Voters Guide Software Product Development

There’s a big problem with voting in the United States. I recently realized, there’s many people making uneducated votes on their city’s ballots because the information is not easily accessible to most people. On top of that, there’s no easy way for people to save and share their political beliefs in a structured manner.

Voters Guide is an app that allows people to see their city’s proposition’s pros/cons easier than ever and share your votes with friends.

Scoping the Product

So we were set on our idea, now we needed to scope the product. With a week and a half until elections, this process involved a lot of important trade offs in our apps functionality and design.

We knew that we wanted people to be able to see the proposition’s pros/cons much easier and also be able to read more into the proposition if they wished. We also wanted to allow users to be able to save and share their votes with friends and use the app to easily see what props they voted on at the ballots. The last feature we wanted to incorporate was users being able to save their own reason for voting a certain way for each prop. These features composed our core concept, and we wanted to implement it for the entire country. Enter our app, enter your zip code, view the propositions for your city, and sign up to save and share your votes.
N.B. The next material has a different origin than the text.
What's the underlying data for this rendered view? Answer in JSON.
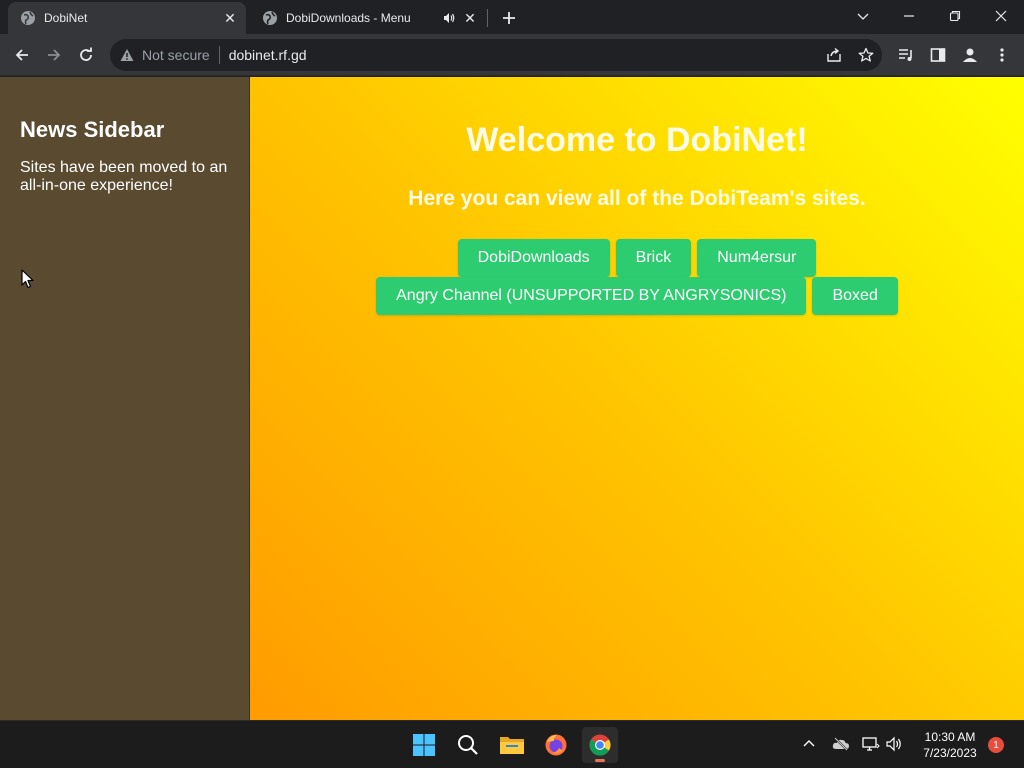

Once we knew what we wanted to develop, we essentially followed the Kanban development methodology. We were a team of two working in a short deadline to deliver an MVP to real users so we stayed away from wasting time on any task manager app. Instead, we used our GitHub to track what needed to get done and met up every few days to talk about what progress we’ve made and what needed to be done and then would go in our separate directions and work on our tasks when we wanted. After having a development strategy in place we really needed to scope out what of this product we could deliver by election day. Immediately, we searched for an API we could use to retrieve the data easily for every city in the nation. Not coming from a data science background, we couldn’t find an easy API to work with that met our needs so we made the decision not to spend countless hours trying to figure out how to work with some random API. We decided the best place to start is right where we are, so we set out to build our MVP for San Francisco and collect feedback on our design from these coming elections. The initial product we envisioned included all the features we spoke about above so we set out to code it!

Challenges we quickly ran into

What was unique about our vision for Voters Guide is we wanted it to be a mobile first design that was user friendly and not very information heavy. The problem with this is that we were creating an information based app and so there was text everywhere. We knew we wanted the pro’s and con’s next to each other so we thought, what if the pro’s con’s cards bled off the screen and allowed users to scroll left or right to fully read it.

This component required some JavaScript to get it fit on every device and have the cards load centered on the screen next to each other. To do this, we grabbed the window width and threw a container around both cards, grabbed that width and used a built in JavaScript function, scrollLeft to subtract the window width from the container width and divide that by two. This always pushes our cards to the center of the screen no matter what device you’re on.

While I tackled the user interface, Nicolai, my other teammate cranked out the back end using MongoDB, Node and Express. Just before elections, we were able to get the product live and send it out to people to use for elections.

Future Developments?

Nicolai and I are still set on pushing Voters Guide to the entire nation for the next years elections. This week we have a meeting with a data company, We Vote, to discuss a potential collaboration where we use the data they have on a national level that we’ve been looking for!

Stay tuned. #VotersGuide